Collected data entries:
————

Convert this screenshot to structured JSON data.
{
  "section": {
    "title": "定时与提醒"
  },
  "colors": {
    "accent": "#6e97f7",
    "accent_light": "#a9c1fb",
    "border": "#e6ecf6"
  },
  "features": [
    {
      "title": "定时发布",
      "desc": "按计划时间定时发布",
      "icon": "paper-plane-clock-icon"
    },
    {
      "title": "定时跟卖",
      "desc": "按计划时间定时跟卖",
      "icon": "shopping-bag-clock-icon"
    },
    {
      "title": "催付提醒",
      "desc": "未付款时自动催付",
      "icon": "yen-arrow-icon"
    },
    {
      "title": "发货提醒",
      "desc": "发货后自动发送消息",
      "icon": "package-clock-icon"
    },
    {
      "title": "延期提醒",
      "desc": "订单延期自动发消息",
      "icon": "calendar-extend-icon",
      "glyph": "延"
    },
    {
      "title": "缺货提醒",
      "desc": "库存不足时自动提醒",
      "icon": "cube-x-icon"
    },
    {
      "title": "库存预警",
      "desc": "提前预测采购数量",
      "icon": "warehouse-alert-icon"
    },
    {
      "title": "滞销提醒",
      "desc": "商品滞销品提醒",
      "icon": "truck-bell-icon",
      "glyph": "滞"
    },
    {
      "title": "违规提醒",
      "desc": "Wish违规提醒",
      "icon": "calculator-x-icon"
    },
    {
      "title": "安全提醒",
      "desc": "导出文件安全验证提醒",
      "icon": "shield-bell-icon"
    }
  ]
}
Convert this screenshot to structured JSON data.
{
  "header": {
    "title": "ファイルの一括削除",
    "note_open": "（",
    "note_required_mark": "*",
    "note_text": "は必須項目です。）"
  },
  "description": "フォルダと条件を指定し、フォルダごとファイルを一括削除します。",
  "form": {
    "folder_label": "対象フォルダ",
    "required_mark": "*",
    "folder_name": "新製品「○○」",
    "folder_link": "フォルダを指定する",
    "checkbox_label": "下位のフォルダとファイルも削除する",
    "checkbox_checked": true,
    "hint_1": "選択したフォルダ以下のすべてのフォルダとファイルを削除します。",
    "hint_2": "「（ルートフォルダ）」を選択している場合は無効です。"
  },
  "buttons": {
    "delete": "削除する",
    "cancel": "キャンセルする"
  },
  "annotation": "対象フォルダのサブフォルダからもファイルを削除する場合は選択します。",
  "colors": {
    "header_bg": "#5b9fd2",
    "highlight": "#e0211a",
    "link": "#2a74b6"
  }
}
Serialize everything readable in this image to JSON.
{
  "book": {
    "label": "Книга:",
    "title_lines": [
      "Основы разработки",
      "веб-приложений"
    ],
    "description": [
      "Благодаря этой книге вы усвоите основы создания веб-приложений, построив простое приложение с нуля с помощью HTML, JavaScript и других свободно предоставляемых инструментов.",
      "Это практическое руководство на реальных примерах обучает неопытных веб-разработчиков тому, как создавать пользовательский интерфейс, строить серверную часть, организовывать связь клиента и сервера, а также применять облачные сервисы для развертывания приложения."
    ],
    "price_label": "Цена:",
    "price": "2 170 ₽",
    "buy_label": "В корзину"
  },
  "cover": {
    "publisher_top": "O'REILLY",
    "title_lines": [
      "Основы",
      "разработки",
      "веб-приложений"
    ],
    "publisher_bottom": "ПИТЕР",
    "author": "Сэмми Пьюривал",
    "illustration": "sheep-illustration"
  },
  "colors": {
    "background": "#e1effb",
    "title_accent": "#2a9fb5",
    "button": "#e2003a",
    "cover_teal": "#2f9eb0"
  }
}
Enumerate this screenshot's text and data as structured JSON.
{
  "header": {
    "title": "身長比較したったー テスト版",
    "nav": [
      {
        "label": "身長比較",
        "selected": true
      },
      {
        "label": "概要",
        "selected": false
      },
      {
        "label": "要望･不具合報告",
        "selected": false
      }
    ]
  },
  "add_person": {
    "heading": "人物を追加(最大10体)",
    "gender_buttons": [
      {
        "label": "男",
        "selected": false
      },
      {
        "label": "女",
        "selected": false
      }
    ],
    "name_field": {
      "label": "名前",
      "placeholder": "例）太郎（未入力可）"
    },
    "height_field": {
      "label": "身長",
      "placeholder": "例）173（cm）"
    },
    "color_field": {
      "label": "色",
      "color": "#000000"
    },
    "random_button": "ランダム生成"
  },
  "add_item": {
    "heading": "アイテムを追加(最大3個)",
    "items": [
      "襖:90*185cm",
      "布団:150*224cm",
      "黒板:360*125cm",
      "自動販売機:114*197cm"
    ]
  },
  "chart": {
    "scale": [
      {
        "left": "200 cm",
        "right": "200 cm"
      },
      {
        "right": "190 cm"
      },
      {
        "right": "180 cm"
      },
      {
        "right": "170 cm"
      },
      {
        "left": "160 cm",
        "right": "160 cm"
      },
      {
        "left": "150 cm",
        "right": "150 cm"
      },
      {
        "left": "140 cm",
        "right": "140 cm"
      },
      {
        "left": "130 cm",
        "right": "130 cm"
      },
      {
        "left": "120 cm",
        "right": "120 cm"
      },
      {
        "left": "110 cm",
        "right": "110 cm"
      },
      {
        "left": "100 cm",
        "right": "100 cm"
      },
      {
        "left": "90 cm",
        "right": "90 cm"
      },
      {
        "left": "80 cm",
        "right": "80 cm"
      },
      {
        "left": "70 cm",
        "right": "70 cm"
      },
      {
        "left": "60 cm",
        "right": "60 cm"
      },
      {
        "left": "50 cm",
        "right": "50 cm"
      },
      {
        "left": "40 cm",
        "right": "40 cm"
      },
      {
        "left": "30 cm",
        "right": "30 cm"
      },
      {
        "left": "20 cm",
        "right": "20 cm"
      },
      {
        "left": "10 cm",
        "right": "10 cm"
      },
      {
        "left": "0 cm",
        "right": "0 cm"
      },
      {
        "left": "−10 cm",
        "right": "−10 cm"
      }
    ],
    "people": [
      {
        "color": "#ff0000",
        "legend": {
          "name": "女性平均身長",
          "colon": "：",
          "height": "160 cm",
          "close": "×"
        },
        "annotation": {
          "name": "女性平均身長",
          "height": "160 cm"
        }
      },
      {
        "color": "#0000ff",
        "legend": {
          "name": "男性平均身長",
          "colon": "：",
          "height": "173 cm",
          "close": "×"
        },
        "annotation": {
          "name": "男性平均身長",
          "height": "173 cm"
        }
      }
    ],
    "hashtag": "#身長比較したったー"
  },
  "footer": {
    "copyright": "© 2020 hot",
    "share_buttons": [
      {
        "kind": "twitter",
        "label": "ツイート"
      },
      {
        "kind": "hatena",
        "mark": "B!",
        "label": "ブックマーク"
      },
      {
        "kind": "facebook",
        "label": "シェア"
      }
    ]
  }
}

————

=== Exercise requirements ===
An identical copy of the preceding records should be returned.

=== Response to this exercise ===
Convert this screenshot to structured JSON data.
{
  "section": {
    "title": "定时与提醒"
  },
  "colors": {
    "accent": "#6e97f7",
    "accent_light": "#a9c1fb",
    "border": "#e6ecf6"
  },
  "features": [
    {
      "title": "定时发布",
      "desc": "按计划时间定时发布",
      "icon": "paper-plane-clock-icon"
    },
    {
      "title": "定时跟卖",
      "desc": "按计划时间定时跟卖",
      "icon": "shopping-bag-clock-icon"
    },
    {
      "title": "催付提醒",
      "desc": "未付款时自动催付",
      "icon": "yen-arrow-icon"
    },
    {
      "title": "发货提醒",
      "desc": "发货后自动发送消息",
      "icon": "package-clock-icon"
    },
    {
      "title": "延期提醒",
      "desc": "订单延期自动发消息",
      "icon": "calendar-extend-icon",
      "glyph": "延"
    },
    {
      "title": "缺货提醒",
      "desc": "库存不足时自动提醒",
      "icon": "cube-x-icon"
    },
    {
      "title": "库存预警",
      "desc": "提前预测采购数量",
      "icon": "warehouse-alert-icon"
    },
    {
      "title": "滞销提醒",
      "desc": "商品滞销品提醒",
      "icon": "truck-bell-icon",
      "glyph": "滞"
    },
    {
      "title": "违规提醒",
      "desc": "Wish违规提醒",
      "icon": "calculator-x-icon"
    },
    {
      "title": "安全提醒",
      "desc": "导出文件安全验证提醒",
      "icon": "shield-bell-icon"
    }
  ]
}
Convert this screenshot to structured JSON data.
{
  "header": {
    "title": "ファイルの一括削除",
    "note_open": "（",
    "note_required_mark": "*",
    "note_text": "は必須項目です。）"
  },
  "description": "フォルダと条件を指定し、フォルダごとファイルを一括削除します。",
  "form": {
    "folder_label": "対象フォルダ",
    "required_mark": "*",
    "folder_name": "新製品「○○」",
    "folder_link": "フォルダを指定する",
    "checkbox_label": "下位のフォルダとファイルも削除する",
    "checkbox_checked": true,
    "hint_1": "選択したフォルダ以下のすべてのフォルダとファイルを削除します。",
    "hint_2": "「（ルートフォルダ）」を選択している場合は無効です。"
  },
  "buttons": {
    "delete": "削除する",
    "cancel": "キャンセルする"
  },
  "annotation": "対象フォルダのサブフォルダからもファイルを削除する場合は選択します。",
  "colors": {
    "header_bg": "#5b9fd2",
    "highlight": "#e0211a",
    "link": "#2a74b6"
  }
}
Serialize everything readable in this image to JSON.
{
  "book": {
    "label": "Книга:",
    "title_lines": [
      "Основы разработки",
      "веб-приложений"
    ],
    "description": [
      "Благодаря этой книге вы усвоите основы создания веб-приложений, построив простое приложение с нуля с помощью HTML, JavaScript и других свободно предоставляемых инструментов.",
      "Это практическое руководство на реальных примерах обучает неопытных веб-разработчиков тому, как создавать пользовательский интерфейс, строить серверную часть, организовывать связь клиента и сервера, а также применять облачные сервисы для развертывания приложения."
    ],
    "price_label": "Цена:",
    "price": "2 170 ₽",
    "buy_label": "В корзину"
  },
  "cover": {
    "publisher_top": "O'REILLY",
    "title_lines": [
      "Основы",
      "разработки",
      "веб-приложений"
    ],
    "publisher_bottom": "ПИТЕР",
    "author": "Сэмми Пьюривал",
    "illustration": "sheep-illustration"
  },
  "colors": {
    "background": "#e1effb",
    "title_accent": "#2a9fb5",
    "button": "#e2003a",
    "cover_teal": "#2f9eb0"
  }
}
Enumerate this screenshot's text and data as structured JSON.
{
  "header": {
    "title": "身長比較したったー テスト版",
    "nav": [
      {
        "label": "身長比較",
        "selected": true
      },
      {
        "label": "概要",
        "selected": false
      },
      {
        "label": "要望･不具合報告",
        "selected": false
      }
    ]
  },
  "add_person": {
    "heading": "人物を追加(最大10体)",
    "gender_buttons": [
      {
        "label": "男",
        "selected": false
      },
      {
        "label": "女",
        "selected": false
      }
    ],
    "name_field": {
      "label": "名前",
      "placeholder": "例）太郎（未入力可）"
    },
    "height_field": {
      "label": "身長",
      "placeholder": "例）173（cm）"
    },
    "color_field": {
      "label": "色",
      "color": "#000000"
    },
    "random_button": "ランダム生成"
  },
  "add_item": {
    "heading": "アイテムを追加(最大3個)",
    "items": [
      "襖:90*185cm",
      "布団:150*224cm",
      "黒板:360*125cm",
      "自動販売機:114*197cm"
    ]
  },
  "chart": {
    "scale": [
      {
        "left": "200 cm",
        "right": "200 cm"
      },
      {
        "right": "190 cm"
      },
      {
        "right": "180 cm"
      },
      {
        "right": "170 cm"
      },
      {
        "left": "160 cm",
        "right": "160 cm"
      },
      {
        "left": "150 cm",
        "right": "150 cm"
      },
      {
        "left": "140 cm",
        "right": "140 cm"
      },
      {
        "left": "130 cm",
        "right": "130 cm"
      },
      {
        "left": "120 cm",
        "right": "120 cm"
      },
      {
        "left": "110 cm",
        "right": "110 cm"
      },
      {
        "left": "100 cm",
        "right": "100 cm"
      },
      {
        "left": "90 cm",
        "right": "90 cm"
      },
      {
        "left": "80 cm",
        "right": "80 cm"
      },
      {
        "left": "70 cm",
        "right": "70 cm"
      },
      {
        "left": "60 cm",
        "right": "60 cm"
      },
      {
        "left": "50 cm",
        "right": "50 cm"
      },
      {
        "left": "40 cm",
        "right": "40 cm"
      },
      {
        "left": "30 cm",
        "right": "30 cm"
      },
      {
        "left": "20 cm",
        "right": "20 cm"
      },
      {
        "left": "10 cm",
        "right": "10 cm"
      },
      {
        "left": "0 cm",
        "right": "0 cm"
      },
      {
        "left": "−10 cm",
        "right": "−10 cm"
      }
    ],
    "people": [
      {
        "color": "#ff0000",
        "legend": {
          "name": "女性平均身長",
          "colon": "：",
          "height": "160 cm",
          "close": "×"
        },
        "annotation": {
          "name": "女性平均身長",
          "height": "160 cm"
        }
      },
      {
        "color": "#0000ff",
        "legend": {
          "name": "男性平均身長",
          "colon": "：",
          "height": "173 cm",
          "close": "×"
        },
        "annotation": {
          "name": "男性平均身長",
          "height": "173 cm"
        }
      }
    ],
    "hashtag": "#身長比較したったー"
  },
  "footer": {
    "copyright": "© 2020 hot",
    "share_buttons": [
      {
        "kind": "twitter",
        "label": "ツイート"
      },
      {
        "kind": "hatena",
        "mark": "B!",
        "label": "ブックマーク"
      },
      {
        "kind": "facebook",
        "label": "シェア"
      }
    ]
  }
}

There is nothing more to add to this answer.